Take a second and think of all the television shows you watch. Now trim that list to include only the show’s you’ll watch straight through. Shows of which you can watch an entire episode without checking your phone. It’s probably a short list. For me: Game of Thrones. Today, uninterrupted viewing is rare.
Practices like second screen viewing and watching with a companion device have increased in popularity. In fact, in America, 56% of viewers engage in a secondary digital activity while watching TV (Kantar TNS).
Viewing cycles extend beyond episodes themselves
Our shrinking attention spans encourage us to browse Instagram or answer an email while soldiering through a 52-minute HBO offering. However, social media activity related to specific shows has increased as well. We like having a companion for those juicy dramas.
Reddit fan theories, Internet commentary, and podcast post-game analysis have become just as much a part of the viewing experience as watching the show itself. Entertainment media consumption is now as cyclical as the news. There’s the slew of late-week prediction articles about who’s getting got on The Walking Dead. Then you watch the episode.
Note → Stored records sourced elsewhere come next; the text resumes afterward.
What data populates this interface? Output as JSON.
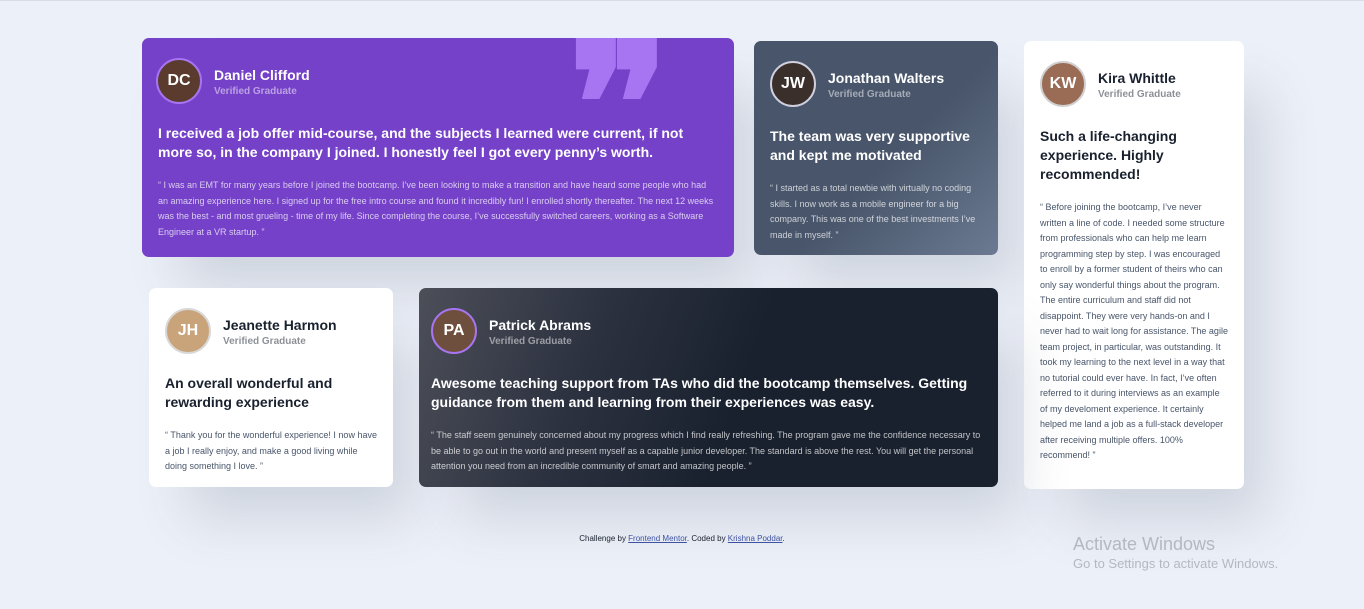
{
  "testimonials": {
    "daniel": {
      "initials": "DC",
      "name": "Daniel Clifford",
      "role": "Verified Graduate",
      "headline": "I received a job offer mid-course, and the subjects I learned were current, if not more so, in the company I joined. I honestly feel I got every penny’s worth.",
      "body": "“ I was an EMT for many years before I joined the bootcamp. I’ve been looking to make a transition and have heard some people who had an amazing experience here. I signed up for the free intro course and found it incredibly fun! I enrolled shortly thereafter. The next 12 weeks was the best - and most grueling - time of my life. Since completing the course, I’ve successfully switched careers, working as a Software Engineer at a VR startup. ”"
    },
    "jonathan": {
      "initials": "JW",
      "name": "Jonathan Walters",
      "role": "Verified Graduate",
      "headline": "The team was very supportive and kept me motivated",
      "body": "“ I started as a total newbie with virtually no coding skills. I now work as a mobile engineer for a big company. This was one of the best investments I’ve made in myself. ”"
    },
    "kira": {
      "initials": "KW",
      "name": "Kira Whittle",
      "role": "Verified Graduate",
      "headline": "Such a life-changing experience. Highly recommended!",
      "body": "“ Before joining the bootcamp, I’ve never written a line of code. I needed some structure from professionals who can help me learn programming step by step. I was encouraged to enroll by a former student of theirs who can only say wonderful things about the program. The entire curriculum and staff did not disappoint. They were very hands-on and I never had to wait long for assistance. The agile team project, in particular, was outstanding. It took my learning to the next level in a way that no tutorial could ever have. In fact, I’ve often referred to it during interviews as an example of my develoment experience. It certainly helped me land a job as a full-stack developer after receiving multiple offers. 100% recommend! ”"
    },
    "jeanette": {
      "initials": "JH",
      "name": "Jeanette Harmon",
      "role": "Verified Graduate",
      "headline": "An overall wonderful and rewarding experience",
      "body": "“ Thank you for the wonderful experience! I now have a job I really enjoy, and make a good living while doing something I love. ”"
    },
    "patrick": {
      "initials": "PA",
      "name": "Patrick Abrams",
      "role": "Verified Graduate",
      "headline": "Awesome teaching support from TAs who did the bootcamp themselves. Getting guidance from them and learning from their experiences was easy.",
      "body": "“ The staff seem genuinely concerned about my progress which I find really refreshing. The program gave me the confidence necessary to be able to go out in the world and present myself as a capable junior developer. The standard is above the rest. You will get the personal attention you need from an incredible community of smart and amazing people. ”"
    }
  },
  "footer": {
    "prefix": "Challenge by ",
    "link1": "Frontend Mentor",
    "middle": ". Coded by ",
    "link2": "Krishna Poddar",
    "suffix": "."
  },
  "watermark": {
    "title": "Activate Windows",
    "subtitle": "Go to Settings to activate Windows."
  },
  "colors": {
    "background": "#ecf0f8",
    "purple": "#7541c8",
    "grayblue": "#48556a",
    "darkblue": "#19212e",
    "quote": "#a775f1"
  },
  "icons": {
    "quote": "quotation-mark-icon"
  }
}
Next you watch Talking Dead. Then you scour the Internet for any additional tidbits or think-pieces.
The amount of attention shows garner has increased exponentially. It sheds light on why companies like Netflix race to produce and own their own content. Back libraries create demand and add value for streaming services. At this point, production companies are creating more than just a half-hour episode of television; they’re creating a conversation.
We haven’t always had secondary viewing experiences
Audiences enjoyed serialized shows like Twin Peaks and Buffy without Twitter. So what tantalizing benefit does social media offer? The same benefits that watching sports at a bar offers. When you watch an important game, you want to feel energy in the room. You may be surrounded by strangers, but you have a common interest at heart.
That’s Twitter for TV shows. Social media makes you feel like you’re watching dramatic television events with other people who care. You don’t have to know someone to find their tweet funny or insightful. Sharing the experience with others makes it feel all the more important. Plus, you don’t actually have to host a large group of people in your living room.
Second screen viewing will increase as audiences continue to cut cords. The idea that watching television is an isolated experience will vanish altogether in a couple years. Look at this quote from a Pew Research study about second screen activity in 2012:
“In addition, 29% of cell owners who use text messaging have used their phone recently to exchange text messages with someone else who was watching the same program in a different location”
Text messaging. That was four years ago, but it sounds so antiquated.
An interesting parallel: multi-media took over journalism almost overnight. There are no longer reporters who solely write feature stories for the print edition. Now, everyone does everything.
Social media, video, blogs, journalism, entertainment — they’re all morphing into the same thing.